Both began together; and the impulses which came to them from the new and excited world which opened its fountains in and about 1832 continued to impel them till the close of their lives. While the poetic world altered around them, while two generations of poets made new schools of poetry, they remained, for the most part, unaffected by these schools. There is nothing of Arnold and Clough, of Swinburne, Rossetti or Morris, or of any of the others, in Browning or Tennyson. There is nothing even of Mrs. Browning in Browning. What changes took place in them were wrought, first, by the natural growth of their own character; secondly, by the natural development of their art-power; and thirdly, by the slow decaying of that power. They were, in comparison with the rest, curiously uninfluenced by the changes of the world around them. The main themes, with which they began, they retained to the end. Their methods, their instruments, their way of feeling into the world of man and of nature, their relation to the doctrines of God and of Man, did not, though on all these matters they held diverse views, alter with the alteration of the world. But this is more true of Browning than of Tennyson. The political and social events of those years touched Tennyson, as we see from Maud and the Princess, but his way of looking at them was not the way of a contemporary. It might have been predicted from his previous career and work. Then the new movements of Science and Criticism which disturbed Clough and Arnold so deeply, also troubled Tennyson, but not half so seriously. He staggered for a time under the attack on his old conceptions, but he never yielded to it. He was angry with himself for every doubt that beset him, and angry with the Science and Criticism which disturbed the ancient ideas he was determined not to change. Finally, he rested where he had been when he wrote In Memoriam, nay more, where he had been when he began to write.

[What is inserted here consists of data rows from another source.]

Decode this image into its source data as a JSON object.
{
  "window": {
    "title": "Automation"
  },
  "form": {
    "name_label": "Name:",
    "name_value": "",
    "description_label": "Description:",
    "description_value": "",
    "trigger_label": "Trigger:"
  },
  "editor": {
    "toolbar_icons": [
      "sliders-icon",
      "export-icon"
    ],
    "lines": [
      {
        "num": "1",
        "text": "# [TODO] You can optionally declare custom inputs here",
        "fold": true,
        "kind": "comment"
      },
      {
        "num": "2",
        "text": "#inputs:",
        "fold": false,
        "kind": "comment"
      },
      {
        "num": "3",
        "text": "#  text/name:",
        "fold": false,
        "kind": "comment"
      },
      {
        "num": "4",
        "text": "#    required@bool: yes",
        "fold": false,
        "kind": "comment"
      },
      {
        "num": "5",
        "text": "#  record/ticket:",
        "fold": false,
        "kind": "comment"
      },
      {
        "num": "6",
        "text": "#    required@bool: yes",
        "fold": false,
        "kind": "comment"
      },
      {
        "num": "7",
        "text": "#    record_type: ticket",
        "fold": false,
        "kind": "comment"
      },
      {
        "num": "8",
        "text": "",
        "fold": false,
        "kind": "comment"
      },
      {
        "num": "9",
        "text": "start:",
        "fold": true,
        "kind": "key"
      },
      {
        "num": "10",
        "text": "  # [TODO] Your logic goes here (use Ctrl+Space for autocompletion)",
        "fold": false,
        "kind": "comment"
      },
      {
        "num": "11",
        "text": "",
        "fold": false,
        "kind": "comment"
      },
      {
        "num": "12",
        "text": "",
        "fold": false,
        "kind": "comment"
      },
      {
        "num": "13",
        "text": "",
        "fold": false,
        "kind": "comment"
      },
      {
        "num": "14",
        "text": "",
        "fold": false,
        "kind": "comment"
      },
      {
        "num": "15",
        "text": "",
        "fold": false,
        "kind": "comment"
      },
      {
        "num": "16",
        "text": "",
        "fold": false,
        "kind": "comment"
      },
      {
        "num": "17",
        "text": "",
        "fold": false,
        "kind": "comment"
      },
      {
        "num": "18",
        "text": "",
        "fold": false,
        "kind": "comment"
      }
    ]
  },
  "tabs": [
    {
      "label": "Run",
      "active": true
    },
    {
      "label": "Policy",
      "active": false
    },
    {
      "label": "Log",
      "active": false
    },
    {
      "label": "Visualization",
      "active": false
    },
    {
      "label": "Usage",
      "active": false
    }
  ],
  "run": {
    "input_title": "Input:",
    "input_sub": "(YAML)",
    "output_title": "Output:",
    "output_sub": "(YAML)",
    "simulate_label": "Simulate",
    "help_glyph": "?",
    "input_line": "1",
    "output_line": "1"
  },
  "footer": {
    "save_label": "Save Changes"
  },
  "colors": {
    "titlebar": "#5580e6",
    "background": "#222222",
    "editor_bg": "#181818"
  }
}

There were no such intervals in Browning's thought. One could scarcely say from his poetry, except in a very few places, that he was aware of the social changes of his time, or of the scientific and critical movement which, while he lived, so profoundly modified both theology and religion. Asolando, in 1890, strikes the same chords, but more feebly, which Paracelsus struck in 1835.

But though, in this lofty apartness and self-unity, Browning and Tennyson may fairly be said to be at one, in themselves and in their song they were different....